Bryan Agnello gave up driving an automobile two years ago, but in 2020, he found himself detailing to the police his involvement in a rear-end collision. Agnello was reportedly riding his bicycle in Rochester, New York, on a rainy January evening when he was struck by a trailing motorist, according to CITY Newspaper. Agnello walked away from the accident without any major injuries and had moved on before the driver re-entered his life with a $700 lawsuit.
Twenty-two-year-old Jovonte Cook, who allegedly hit Agnello that night, submitted a $700 claim to the Rochester City Court against Agnello for the damages done to the vehicle. In the claim, Cook made claims drastically different to those written on the police report seemingly to glean support in his favor.
Agnello says he was riding a custom Pake touring bike, which had a blinking red light and reflective pieces attached to it. Agnello was also wearing a reflective rain suit and a helmet for additional protection. None of that stopped Cook from allegedly running into the bike while Agnello was trying to make a left-hand turn. According to the police report, the front left corner of Cook's 2012 Ford Fusion clipped Agnello, who took a knock to the dome before ending up on the hood of the car. No citation or charge was issued.
Cook paints the incident very differently. In the claim, Cook says Agnello was riding his bicycle about 60 mph on Interstate 490 (he is said to have later claimed 80 mph in a conversation with a reporter) and said he did not see Agnello due to the weather. This recollection was automatically dubious due to the fact that 99.9999999% of humans are nowhere near capable of pedaling a bicycle up to 60 mph, and if a crash were to occur at those speeds, the cyclist would likely still be in the hospital or worse.

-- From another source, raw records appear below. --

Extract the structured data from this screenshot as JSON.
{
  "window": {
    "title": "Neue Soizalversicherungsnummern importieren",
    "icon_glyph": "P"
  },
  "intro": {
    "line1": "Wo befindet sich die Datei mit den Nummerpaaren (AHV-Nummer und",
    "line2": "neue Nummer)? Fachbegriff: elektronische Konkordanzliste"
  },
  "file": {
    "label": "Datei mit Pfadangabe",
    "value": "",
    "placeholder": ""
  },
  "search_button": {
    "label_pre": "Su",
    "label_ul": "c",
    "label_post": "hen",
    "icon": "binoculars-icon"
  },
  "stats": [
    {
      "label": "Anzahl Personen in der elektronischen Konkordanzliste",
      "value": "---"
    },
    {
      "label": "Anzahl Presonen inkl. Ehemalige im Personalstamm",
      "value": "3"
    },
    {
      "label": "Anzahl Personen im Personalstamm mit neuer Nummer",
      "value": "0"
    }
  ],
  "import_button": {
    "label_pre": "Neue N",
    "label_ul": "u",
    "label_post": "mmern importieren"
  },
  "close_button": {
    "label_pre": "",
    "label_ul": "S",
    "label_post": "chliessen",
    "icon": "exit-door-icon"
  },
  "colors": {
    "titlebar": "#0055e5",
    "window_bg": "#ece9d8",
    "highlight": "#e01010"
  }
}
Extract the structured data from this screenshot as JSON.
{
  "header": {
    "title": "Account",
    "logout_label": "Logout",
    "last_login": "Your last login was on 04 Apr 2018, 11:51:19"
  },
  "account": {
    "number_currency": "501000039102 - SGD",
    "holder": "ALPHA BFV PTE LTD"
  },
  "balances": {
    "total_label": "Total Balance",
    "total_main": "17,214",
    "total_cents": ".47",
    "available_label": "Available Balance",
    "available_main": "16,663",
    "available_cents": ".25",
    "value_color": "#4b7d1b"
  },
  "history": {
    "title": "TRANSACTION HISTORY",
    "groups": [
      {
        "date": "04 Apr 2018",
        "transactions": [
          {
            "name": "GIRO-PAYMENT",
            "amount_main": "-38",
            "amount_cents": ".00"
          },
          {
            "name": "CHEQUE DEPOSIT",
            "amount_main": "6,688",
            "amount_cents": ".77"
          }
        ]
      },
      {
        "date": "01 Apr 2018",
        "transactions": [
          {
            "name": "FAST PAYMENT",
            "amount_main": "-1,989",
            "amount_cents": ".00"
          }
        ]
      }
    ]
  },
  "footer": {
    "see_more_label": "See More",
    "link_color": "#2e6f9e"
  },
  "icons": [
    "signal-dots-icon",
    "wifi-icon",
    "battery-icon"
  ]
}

“This is just another one of those situations where I just feel like people in this country look at bicycles as second-class forms of transportation, and that is sad,” Agnello said. “It is really, really sad. It shouldn’t be that way. There needs to be education from the driver’s ed stage all the way through the license acquiring stage.”
Defending his position, Agnello submitted a counterclaim for $2,500. Read more about the wildly annoying and confusing story on RochesterCityNewspaper.com.